September 30, 2013 - 14:13 AMT
PanARMENIAN.Net - Turkish Prime Minister Recep Tayyip Erdoğan has unveiled a long-anticipated package of reforms designed “to strengthen democracy and keep on track a fragile settlement process” to end the conflict with the outlawed Kurdistan Workers' Party (PKK), according to Today’s Zaman.
He said the reform package is a critical step to stop bloodshed in Turkey.
The announcement of the "democratization package" follows the declaration earlier this month by the PKK that it had halted its withdrawal of militants from Turkey because the government had failed to take steps it had agreed to.
The most important reforms include removing restrictions of wearing Islamic headscraves, possibility of education in mother tongue, restoration of original names of villages, districts and provinces that existed before 1980, sweeping changes in law on political parties, possibility of lowering 10 percent electoral threshold in entering Parliament, improving assembly freedom and other small rights for religious and ethnic minorities.
Other changes were related to law on political parties. Erdoğan said parties who exceed 3 percent of votes in general elections will get necessary state funding. According to Turkish law, parties need to receive at least seven percent to be eligible for state funding.
Moreover, the reforms bring more freedom for citizens to become party members. Erdoğan said the package envisages lifting obstacles that restrict citizens to become members of political parties.
Another drastic and much-expected reform is education in schools in another language. The reforms will make it possible for students to receive education in their mother tongue in educational facilities. The schools will able to deliver education in languages besides the official Turkish language, the prime minister said. The measure opened the way for Kurds, who long demanded the government grant full education in Kurdish language, to establish private schools providing education in Kurdish language. Erdoğan said, however, certain lessons will again be provided in Turkish language.
Erdoğan said the reforms will also remove restrictions on the wearing of Islamic headscarves in public spaces.
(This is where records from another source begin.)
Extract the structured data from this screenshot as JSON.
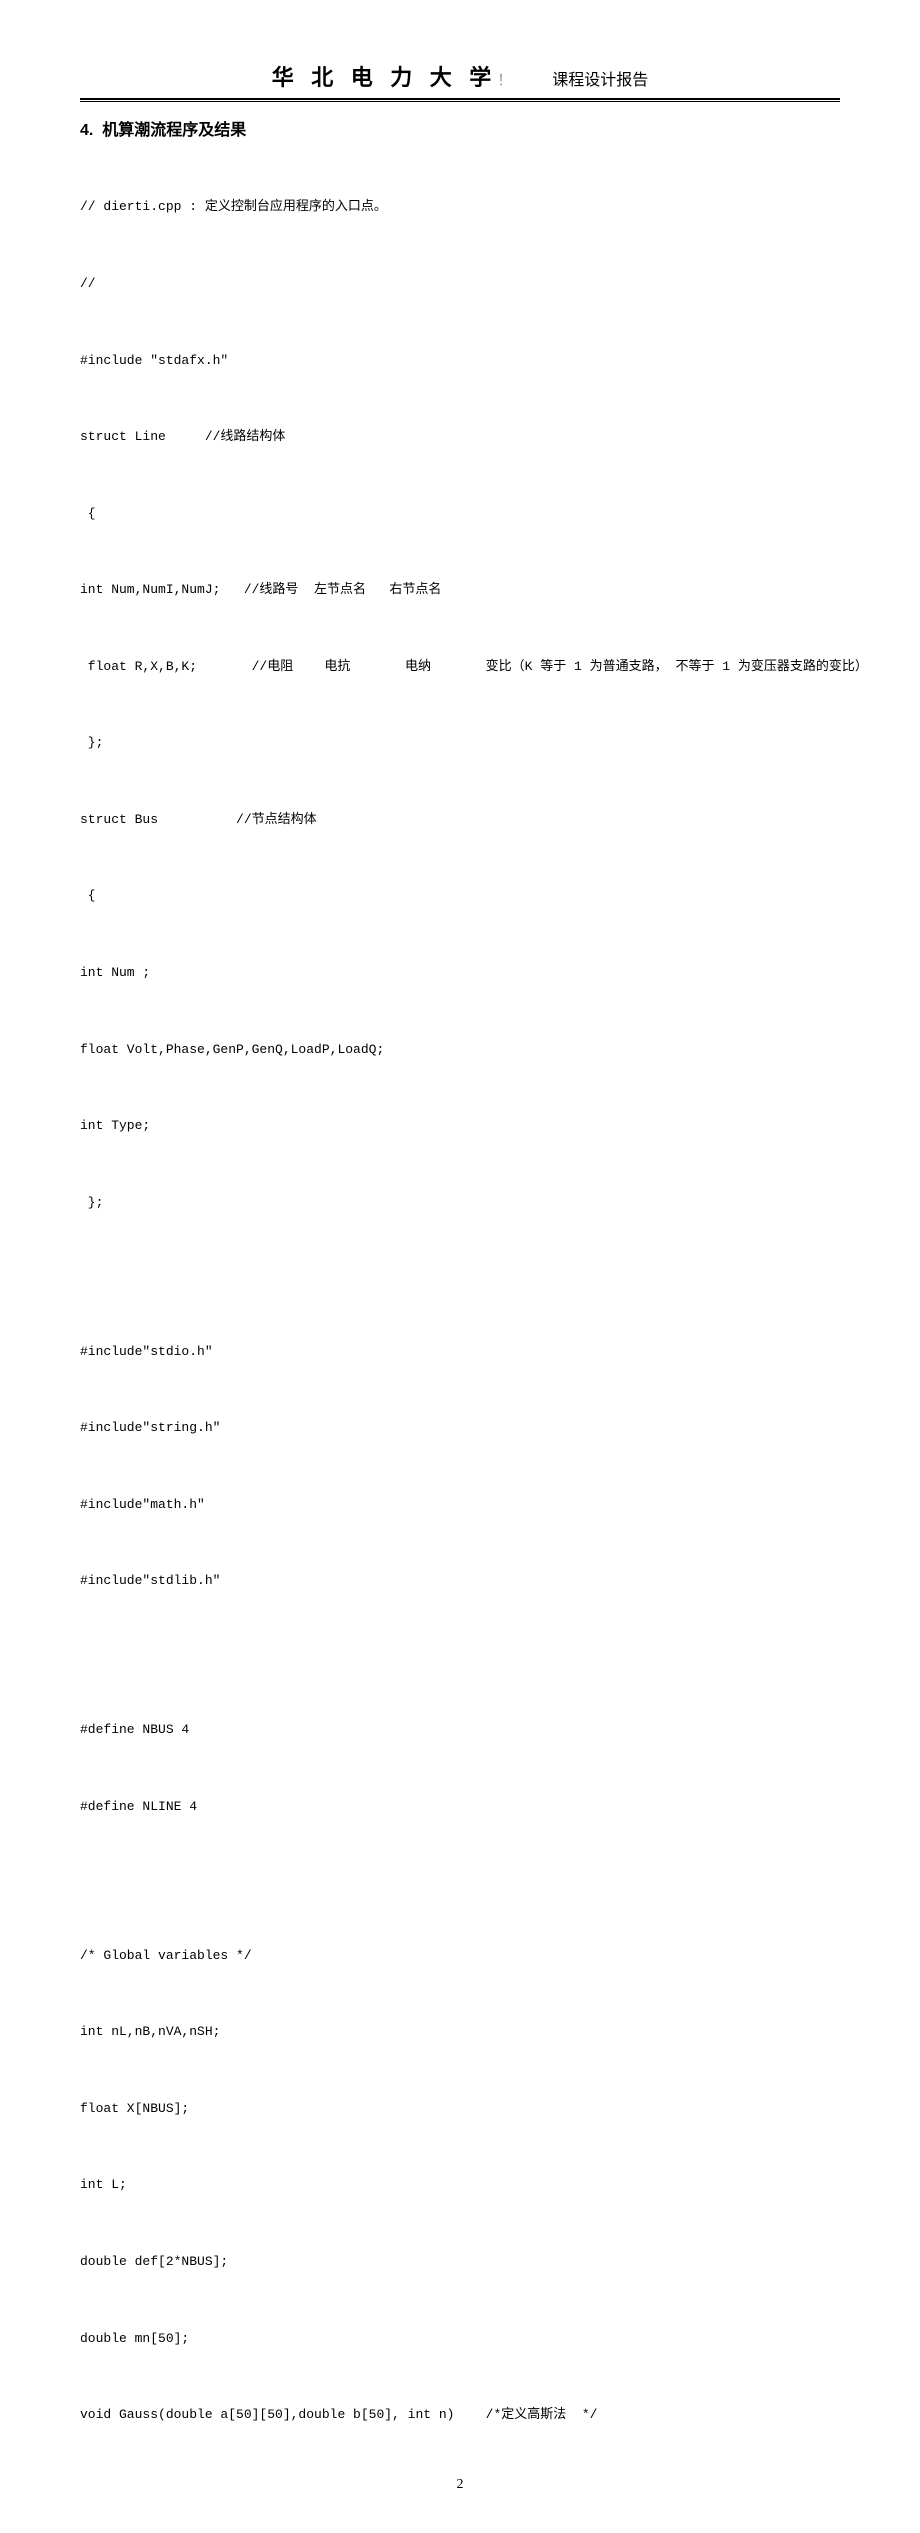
{
  "header": {
    "university": "华 北 电 力 大 学",
    "bangs": "！",
    "subtitle": "课程设计报告"
  },
  "section": {
    "number": "4.",
    "title": "机算潮流程序及结果"
  },
  "code_lines": [
    "// dierti.cpp : 定义控制台应用程序的入口点。",
    "//",
    "#include \"stdafx.h\"",
    "struct Line     //线路结构体",
    " {",
    "int Num,NumI,NumJ;   //线路号  左节点名   右节点名",
    " float R,X,B,K;       //电阻    电抗       电纳       变比（K 等于 1 为普通支路， 不等于 1 为变压器支路的变比）",
    " };",
    "struct Bus          //节点结构体",
    " {",
    "int Num ;",
    "float Volt,Phase,GenP,GenQ,LoadP,LoadQ;",
    "int Type;",
    " };",
    "",
    "#include\"stdio.h\"",
    "#include\"string.h\"",
    "#include\"math.h\"",
    "#include\"stdlib.h\"",
    "",
    "#define NBUS 4",
    "#define NLINE 4",
    "",
    "/* Global variables */",
    "int nL,nB,nVA,nSH;",
    "float X[NBUS];",
    "int L;",
    "double def[2*NBUS];",
    "double mn[50];",
    "void Gauss(double a[50][50],double b[50], int n)    /*定义高斯法  */"
  ],
  "page_number": "2"
}
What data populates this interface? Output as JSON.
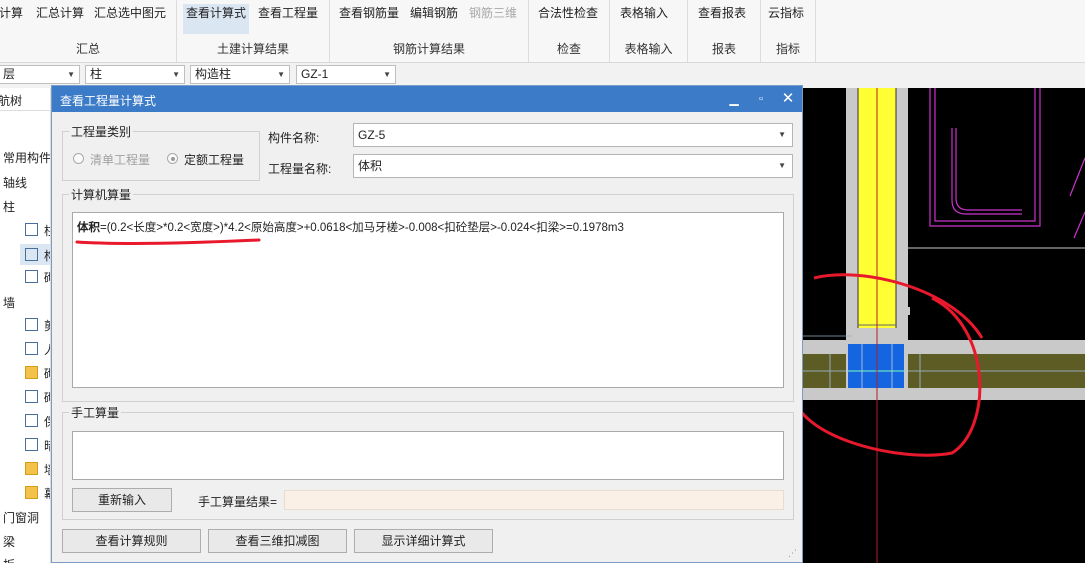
{
  "ribbon": {
    "groups": [
      {
        "label": "汇总",
        "buttons": [
          "计算",
          "汇总计算",
          "汇总选中图元"
        ]
      },
      {
        "label": "土建计算结果",
        "buttons": [
          "查看计算式",
          "查看工程量"
        ]
      },
      {
        "label": "钢筋计算结果",
        "buttons": [
          "查看钢筋量",
          "编辑钢筋",
          "钢筋三维"
        ]
      },
      {
        "label": "检查",
        "buttons": [
          "合法性检查"
        ]
      },
      {
        "label": "表格输入",
        "buttons": [
          "表格输入"
        ]
      },
      {
        "label": "报表",
        "buttons": [
          "查看报表"
        ]
      },
      {
        "label": "指标",
        "buttons": [
          "云指标"
        ]
      }
    ]
  },
  "selectors": [
    "层",
    "柱",
    "构造柱",
    "GZ-1"
  ],
  "nav": {
    "title": "航树",
    "items": [
      "常用构件",
      "轴线",
      "柱",
      "柱",
      "构",
      "砌",
      "墙",
      "剪",
      "人",
      "砌",
      "砌",
      "保",
      "暗",
      "墙",
      "幕",
      "门窗洞",
      "梁",
      "板"
    ]
  },
  "dialog": {
    "title": "查看工程量计算式",
    "category_legend": "工程量类别",
    "radio_list": "清单工程量",
    "radio_quota": "定额工程量",
    "component_label": "构件名称:",
    "component_value": "GZ-5",
    "quantity_label": "工程量名称:",
    "quantity_value": "体积",
    "computer_legend": "计算机算量",
    "formula_bold": "体积",
    "formula_rest": "=(0.2<长度>*0.2<宽度>)*4.2<原始高度>+0.0618<加马牙槎>-0.008<扣砼垫层>-0.024<扣梁>=0.1978m3",
    "manual_legend": "手工算量",
    "reenter_button": "重新输入",
    "manual_result_label": "手工算量结果=",
    "btn_rules": "查看计算规则",
    "btn_3d": "查看三维扣减图",
    "btn_detail": "显示详细计算式"
  },
  "colors": {
    "title_bar": "#3c7bc7",
    "annotation_red": "#e8192c",
    "cad_yellow": "#ffff33",
    "cad_blue": "#1565e0",
    "cad_magenta": "#cc33cc",
    "cad_olive": "#5c5c24"
  }
}
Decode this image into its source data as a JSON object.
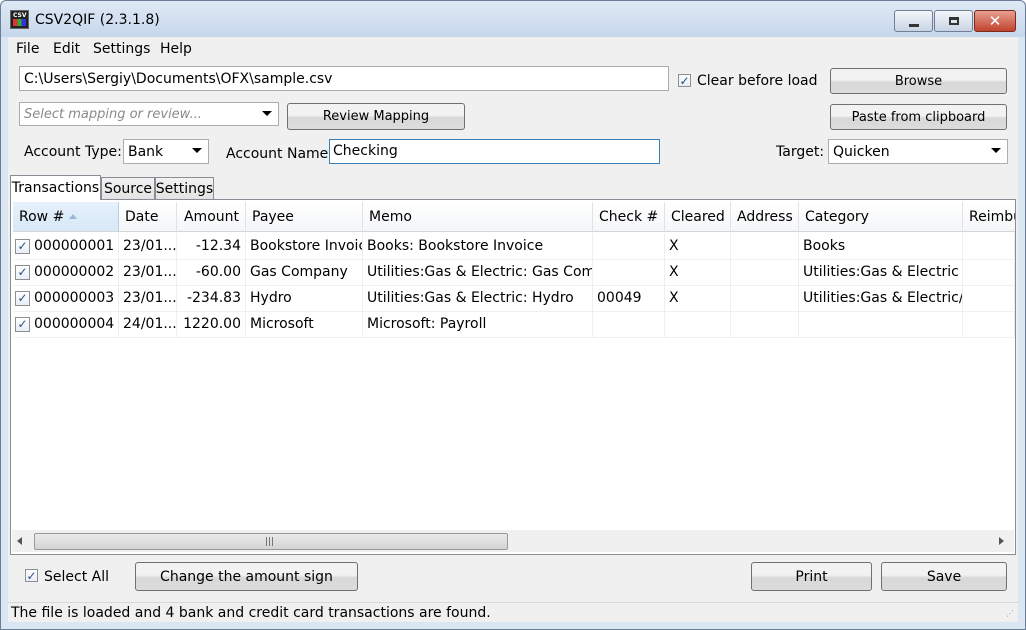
{
  "window": {
    "title": "CSV2QIF (2.3.1.8)",
    "icon": "csv2qif-app-icon"
  },
  "caption_buttons": {
    "minimize": "minimize-icon",
    "maximize": "maximize-icon",
    "close": "close-icon"
  },
  "menu": [
    "File",
    "Edit",
    "Settings",
    "Help"
  ],
  "file_path": {
    "value": "C:\\Users\\Sergiy\\Documents\\OFX\\sample.csv"
  },
  "clear_before_load": {
    "label": "Clear before load",
    "checked": true
  },
  "browse_button": "Browse",
  "mapping_select": {
    "placeholder": "Select mapping or review..."
  },
  "review_mapping_button": "Review Mapping",
  "paste_button": "Paste from clipboard",
  "account_type": {
    "label": "Account Type:",
    "value": "Bank"
  },
  "account_name": {
    "label": "Account Name:",
    "value": "Checking"
  },
  "target": {
    "label": "Target:",
    "value": "Quicken"
  },
  "tabs": [
    "Transactions",
    "Source",
    "Settings"
  ],
  "grid": {
    "columns": [
      "Row #",
      "Date",
      "Amount",
      "Payee",
      "Memo",
      "Check #",
      "Cleared",
      "Address",
      "Category",
      "Reimbu"
    ],
    "rows": [
      {
        "checked": true,
        "row": "000000001",
        "date": "23/01...",
        "amount": "-12.34",
        "payee": "Bookstore Invoice",
        "memo": "Books: Bookstore Invoice",
        "check": "",
        "cleared": "X",
        "address": "",
        "category": "Books"
      },
      {
        "checked": true,
        "row": "000000002",
        "date": "23/01...",
        "amount": "-60.00",
        "payee": "Gas Company",
        "memo": "Utilities:Gas & Electric: Gas Company",
        "check": "",
        "cleared": "X",
        "address": "",
        "category": "Utilities:Gas & Electric /tag"
      },
      {
        "checked": true,
        "row": "000000003",
        "date": "23/01...",
        "amount": "-234.83",
        "payee": "Hydro",
        "memo": "Utilities:Gas & Electric: Hydro",
        "check": "00049",
        "cleared": "X",
        "address": "",
        "category": "Utilities:Gas & Electric/tag"
      },
      {
        "checked": true,
        "row": "000000004",
        "date": "24/01...",
        "amount": "1220.00",
        "payee": "Microsoft",
        "memo": "Microsoft: Payroll",
        "check": "",
        "cleared": "",
        "address": "",
        "category": ""
      }
    ]
  },
  "select_all": {
    "label": "Select All",
    "checked": true
  },
  "change_sign_button": "Change the amount sign",
  "print_button": "Print",
  "save_button": "Save",
  "status": "The file is loaded and 4 bank and credit card transactions are found.",
  "check_glyph": "✓"
}
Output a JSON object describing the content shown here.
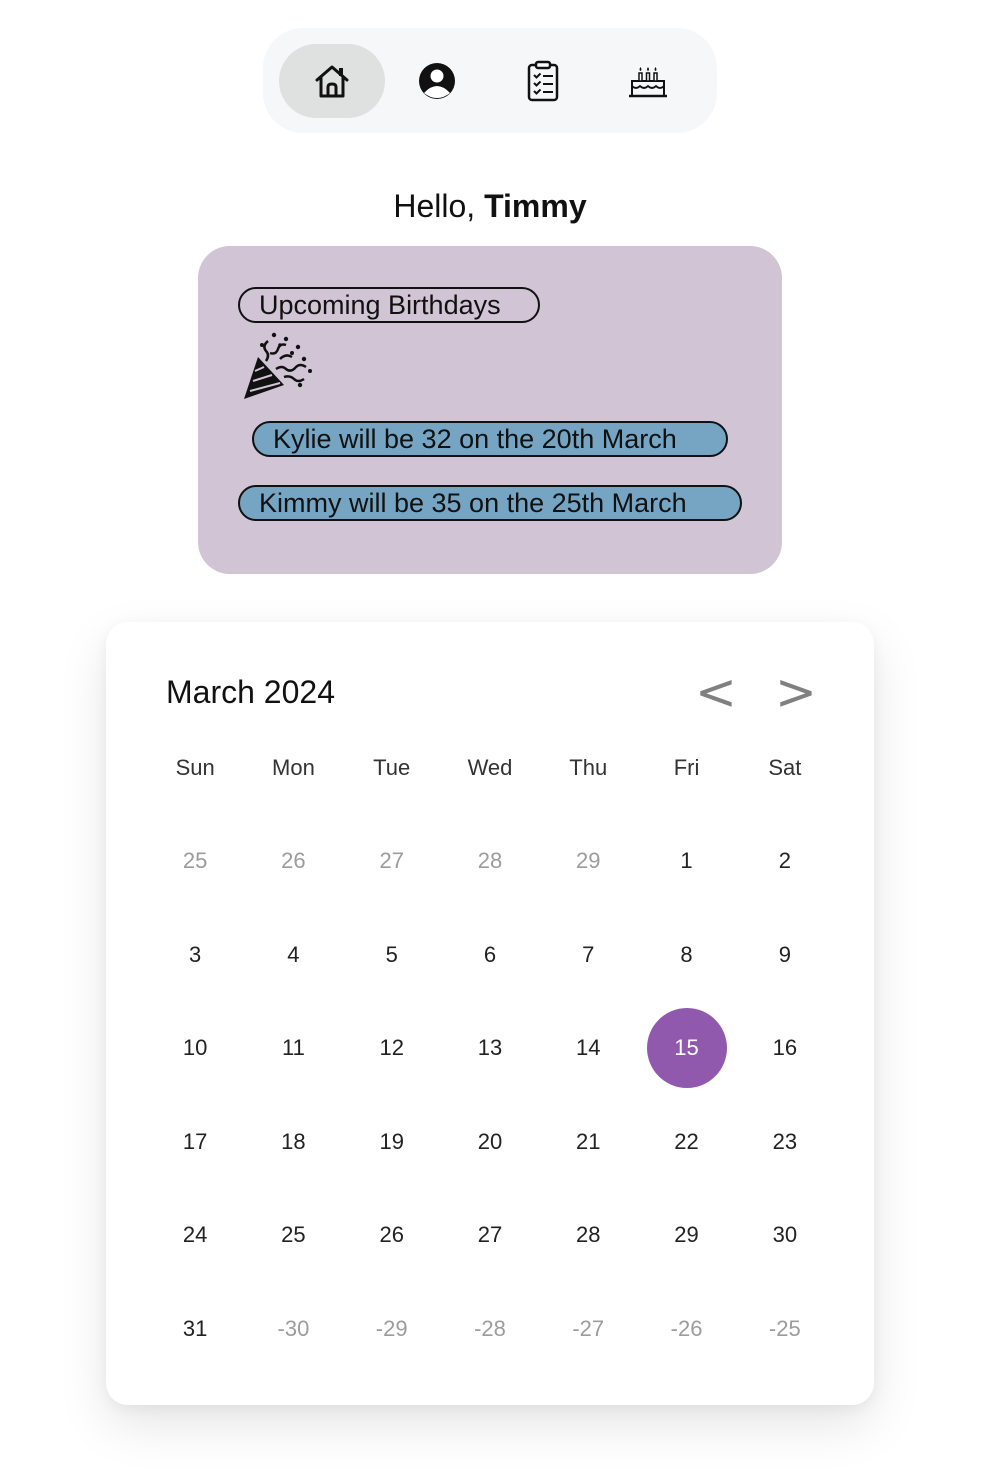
{
  "nav": {
    "items": [
      {
        "name": "home-icon",
        "active": true
      },
      {
        "name": "profile-icon",
        "active": false
      },
      {
        "name": "checklist-icon",
        "active": false
      },
      {
        "name": "birthday-cake-icon",
        "active": false
      }
    ]
  },
  "greeting": {
    "prefix": "Hello, ",
    "name": "Timmy"
  },
  "birthdays": {
    "title": "Upcoming Birthdays",
    "icon": "party-popper-icon",
    "items": [
      "Kylie will be 32 on the 20th March",
      "Kimmy will be 35 on the 25th March"
    ],
    "background": "#d1c4d5",
    "pill_color": "#76a5c3"
  },
  "calendar": {
    "title": "March 2024",
    "prev_label": "<",
    "next_label": ">",
    "weekdays": [
      "Sun",
      "Mon",
      "Tue",
      "Wed",
      "Thu",
      "Fri",
      "Sat"
    ],
    "selected_day": "15",
    "accent": "#9159ad",
    "weeks": [
      [
        {
          "label": "25",
          "muted": true
        },
        {
          "label": "26",
          "muted": true
        },
        {
          "label": "27",
          "muted": true
        },
        {
          "label": "28",
          "muted": true
        },
        {
          "label": "29",
          "muted": true
        },
        {
          "label": "1",
          "muted": false
        },
        {
          "label": "2",
          "muted": false
        }
      ],
      [
        {
          "label": "3",
          "muted": false
        },
        {
          "label": "4",
          "muted": false
        },
        {
          "label": "5",
          "muted": false
        },
        {
          "label": "6",
          "muted": false
        },
        {
          "label": "7",
          "muted": false
        },
        {
          "label": "8",
          "muted": false
        },
        {
          "label": "9",
          "muted": false
        }
      ],
      [
        {
          "label": "10",
          "muted": false
        },
        {
          "label": "11",
          "muted": false
        },
        {
          "label": "12",
          "muted": false
        },
        {
          "label": "13",
          "muted": false
        },
        {
          "label": "14",
          "muted": false
        },
        {
          "label": "15",
          "muted": false
        },
        {
          "label": "16",
          "muted": false
        }
      ],
      [
        {
          "label": "17",
          "muted": false
        },
        {
          "label": "18",
          "muted": false
        },
        {
          "label": "19",
          "muted": false
        },
        {
          "label": "20",
          "muted": false
        },
        {
          "label": "21",
          "muted": false
        },
        {
          "label": "22",
          "muted": false
        },
        {
          "label": "23",
          "muted": false
        }
      ],
      [
        {
          "label": "24",
          "muted": false
        },
        {
          "label": "25",
          "muted": false
        },
        {
          "label": "26",
          "muted": false
        },
        {
          "label": "27",
          "muted": false
        },
        {
          "label": "28",
          "muted": false
        },
        {
          "label": "29",
          "muted": false
        },
        {
          "label": "30",
          "muted": false
        }
      ],
      [
        {
          "label": "31",
          "muted": false
        },
        {
          "label": "-30",
          "muted": true
        },
        {
          "label": "-29",
          "muted": true
        },
        {
          "label": "-28",
          "muted": true
        },
        {
          "label": "-27",
          "muted": true
        },
        {
          "label": "-26",
          "muted": true
        },
        {
          "label": "-25",
          "muted": true
        }
      ]
    ]
  }
}
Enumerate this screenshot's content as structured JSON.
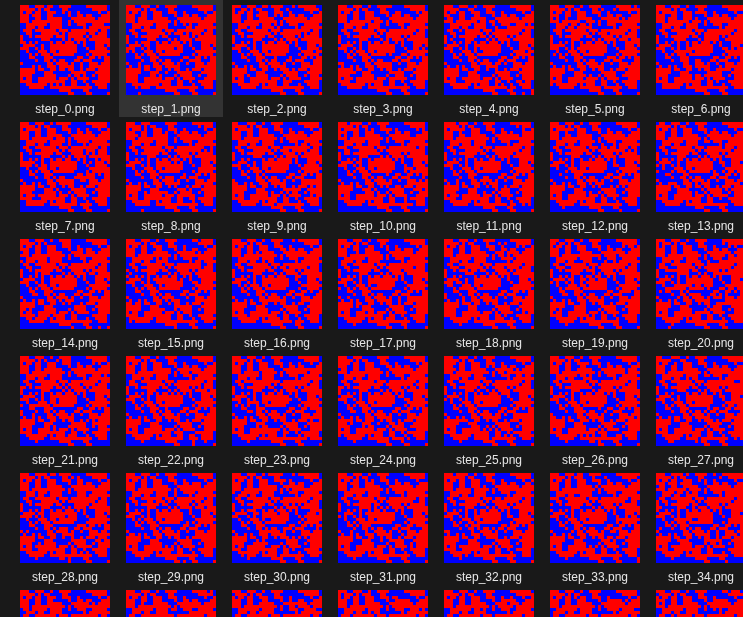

The ban, however, will remain in effect for judges, prosecutors and military personnel. Muslim but secular Turkey has long had tough restrictions on the garb worn by women working in state offices.
The reforms include returning properties of religious and ethnic minorities and establishing language and cultural institute for Roma citizens. Erdoğan announced plans to return Mor Gabriel monastery property belonging to Syriac Christians that was seized by the state. He said works are underway to return properties of other religious minorities.
He said several restrictions on charity activities are also loosened or lifted.
Parliament returns from its summer recess on Oct 1 to vote on the package and will vote on the package.